HSM | Why Chinese are Workaholic?

release time:2020-02-26

By Edward Tse

January 2020

Gao Feng Advisory's CEO Dr. Edward Tse's article was published in his regular column on Brazil's HSM Management Magazine in January 2020 issue. In this article, Dr. Tse discusses the "working hard" culture of the Chinese businesses.

English Version 

After decades of tremendous growth, China is now an upper-middle-income nation, according to the World Bank. Its reputation as an innovative economy is increasing. Along with its economic growth, China's productivity too has been growing well.

The growth of China's productivity during the last few decades is mainly due to the opening-up and reform policy implemented from 1978 onwards, its labor intensive exports driven manufacturing and investment-led growth model underpinned this extraordinary progress. Yet some strains associated with that approach have become evident in the last one decade or so as these economic drivers seem to be running out of steam.

China stepped into the innovation wave after the wireless internet (together with smart phones) became prevalent. Chinese entrepreneurs have leveraged this technology to create a range of new business models and products that cater to the evolving consumer and business needs. In the race against time and in the midst of hyper-intensive competition, Chinese entrepreneurs have to be fast, agile and adaptive in order to remain ahead of others. They often don't mind using the market as a test bed for experimentation as they fine-tune their business models along the way. Quick experimentation often becomes the core part of the very culture of Chinese companies. Speed, rhythm, intensity and multi-tasking have become parts of the DNA of many Chinese companies.  On top of this, evolving government policies and regulations are often a source of uncertainty and they keep Chinese entrepreneurs persistently and highly alert and vigilant.

As a result, many Chinese businesses have formed a culture of "working hard." This is the now widely known as "996" schedule – which means working from 9am to 9pm, six days a week. This has become common place among Chinese entrepreneurs, particularly among large internet-based businesses. The 996 schedule was initially applied in order to improve overall productivity of companies by increasing working hours.

Source: Baidu

However, the notion of "996" has become somewhat controversial. Alibaba's founder Jack Ma is a vocal supporter of the gruelling working hours commonplace in China's tech and internet industry. He once said at an internal meeting that this is, "a huge blessing that many companies and employees do not have the opportunity to have," according to a transcript published on Alibaba's official WeChat account. Richard Liu, CEO of, a leading e-commerce company, responded to the recent layoffs saying that would never force employees to work in a 995 or 996 schedule, but every staff of must "have a competitive spirit!"

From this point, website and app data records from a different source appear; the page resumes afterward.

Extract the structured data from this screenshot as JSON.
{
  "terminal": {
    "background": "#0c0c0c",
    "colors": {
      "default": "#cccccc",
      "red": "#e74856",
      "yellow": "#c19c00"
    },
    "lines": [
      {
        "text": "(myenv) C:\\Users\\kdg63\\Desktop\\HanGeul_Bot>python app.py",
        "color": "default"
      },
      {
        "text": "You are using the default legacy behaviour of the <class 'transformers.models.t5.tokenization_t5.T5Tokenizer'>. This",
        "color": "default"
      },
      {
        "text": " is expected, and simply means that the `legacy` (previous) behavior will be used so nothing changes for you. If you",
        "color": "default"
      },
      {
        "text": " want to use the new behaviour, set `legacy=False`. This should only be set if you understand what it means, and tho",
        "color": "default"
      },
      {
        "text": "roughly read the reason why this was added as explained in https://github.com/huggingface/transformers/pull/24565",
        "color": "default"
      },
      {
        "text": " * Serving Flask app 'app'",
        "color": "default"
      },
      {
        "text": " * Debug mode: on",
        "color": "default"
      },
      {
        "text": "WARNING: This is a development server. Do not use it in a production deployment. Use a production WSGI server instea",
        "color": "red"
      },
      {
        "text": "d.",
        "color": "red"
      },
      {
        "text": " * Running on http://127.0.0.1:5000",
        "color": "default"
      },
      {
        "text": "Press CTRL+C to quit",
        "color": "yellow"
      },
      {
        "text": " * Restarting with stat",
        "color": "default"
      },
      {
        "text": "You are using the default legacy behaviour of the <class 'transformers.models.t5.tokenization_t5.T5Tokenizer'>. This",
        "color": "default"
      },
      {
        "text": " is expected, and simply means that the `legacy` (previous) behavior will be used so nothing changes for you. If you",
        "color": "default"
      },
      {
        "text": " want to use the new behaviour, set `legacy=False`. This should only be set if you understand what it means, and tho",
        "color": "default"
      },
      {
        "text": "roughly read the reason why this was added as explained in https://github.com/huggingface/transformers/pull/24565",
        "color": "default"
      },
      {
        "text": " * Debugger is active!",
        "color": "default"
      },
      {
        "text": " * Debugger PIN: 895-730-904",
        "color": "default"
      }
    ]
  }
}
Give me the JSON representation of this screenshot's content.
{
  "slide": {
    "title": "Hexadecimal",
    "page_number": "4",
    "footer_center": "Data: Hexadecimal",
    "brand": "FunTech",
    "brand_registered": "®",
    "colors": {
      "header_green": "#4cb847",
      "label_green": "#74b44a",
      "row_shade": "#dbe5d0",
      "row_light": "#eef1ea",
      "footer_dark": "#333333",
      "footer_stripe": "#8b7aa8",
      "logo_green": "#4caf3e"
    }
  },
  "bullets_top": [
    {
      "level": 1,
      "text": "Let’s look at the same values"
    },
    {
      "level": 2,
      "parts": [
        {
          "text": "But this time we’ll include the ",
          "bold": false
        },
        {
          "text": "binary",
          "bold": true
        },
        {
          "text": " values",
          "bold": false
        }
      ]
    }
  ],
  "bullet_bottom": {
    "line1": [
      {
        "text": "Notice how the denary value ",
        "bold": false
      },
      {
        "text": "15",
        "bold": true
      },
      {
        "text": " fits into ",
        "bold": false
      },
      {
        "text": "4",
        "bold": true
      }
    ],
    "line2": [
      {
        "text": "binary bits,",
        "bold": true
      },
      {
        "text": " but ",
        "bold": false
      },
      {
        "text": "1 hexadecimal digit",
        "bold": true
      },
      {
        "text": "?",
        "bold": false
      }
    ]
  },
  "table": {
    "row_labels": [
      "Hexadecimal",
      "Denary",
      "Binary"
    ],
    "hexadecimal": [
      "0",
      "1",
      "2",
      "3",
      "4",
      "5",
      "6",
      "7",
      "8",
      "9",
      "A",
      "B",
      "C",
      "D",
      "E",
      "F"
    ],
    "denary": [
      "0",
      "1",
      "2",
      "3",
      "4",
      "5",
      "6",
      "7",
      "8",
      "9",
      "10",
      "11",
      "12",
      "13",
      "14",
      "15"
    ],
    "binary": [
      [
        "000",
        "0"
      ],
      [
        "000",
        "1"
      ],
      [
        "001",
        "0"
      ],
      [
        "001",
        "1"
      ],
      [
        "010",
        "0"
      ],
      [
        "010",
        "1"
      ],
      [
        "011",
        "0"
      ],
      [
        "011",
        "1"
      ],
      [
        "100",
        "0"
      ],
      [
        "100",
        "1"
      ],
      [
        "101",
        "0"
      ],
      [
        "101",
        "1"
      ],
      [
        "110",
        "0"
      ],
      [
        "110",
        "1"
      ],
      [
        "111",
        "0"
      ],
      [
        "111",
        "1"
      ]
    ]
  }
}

Besides the 996 schedule, many Chinese companies, including both state-owned enterprises (SOEs) and privately-owned enterprises (POEs), are actively seeking multiple ways of improving productivity. More and more companies, especially SOEs and some internet companies, are beginning to provide free meals to their employees in order to reduce the amount of time spent on purchasing and eating meals. Moreover, employees' dormitories and free buses are also being offered as perks to simplify the lives of employees and make sure they can get to work on time. In some companies, a military-style management has also been deployed to improve the efficiency and productivity of their staff’s work.

The "working hard" culture of the Chinese businesses probably won't go away any time soon.

About the author

Dr. Edward Tse is founder and CEO of Gao Feng Advisory Company, and a founding Governor of Hong Kong Institution for International Finance. One of the pioneers in China’s management consulting industry, he built and ran the Greater China operations of two leading international management consulting firms for a period of 20 years. He has consulted to hundreds of companies, investors, start-ups, and public-sector organizations (both headquartered in and outside of China) on all critical aspects of business in China and China for the world. He also consulted to the Chinese government on strategies, state-owned enterprise reform and Chinese companies going overseas, as well as to the World Bank and the Asian Development Bank. He is the author of several hundred articles and four books including both award-winning The China Strategy (2010) and China’s Disruptors (2015) (Chinese version of 《创业家精神》).

You may visit Dr. Tse's blog to explore more of his intellectual capital: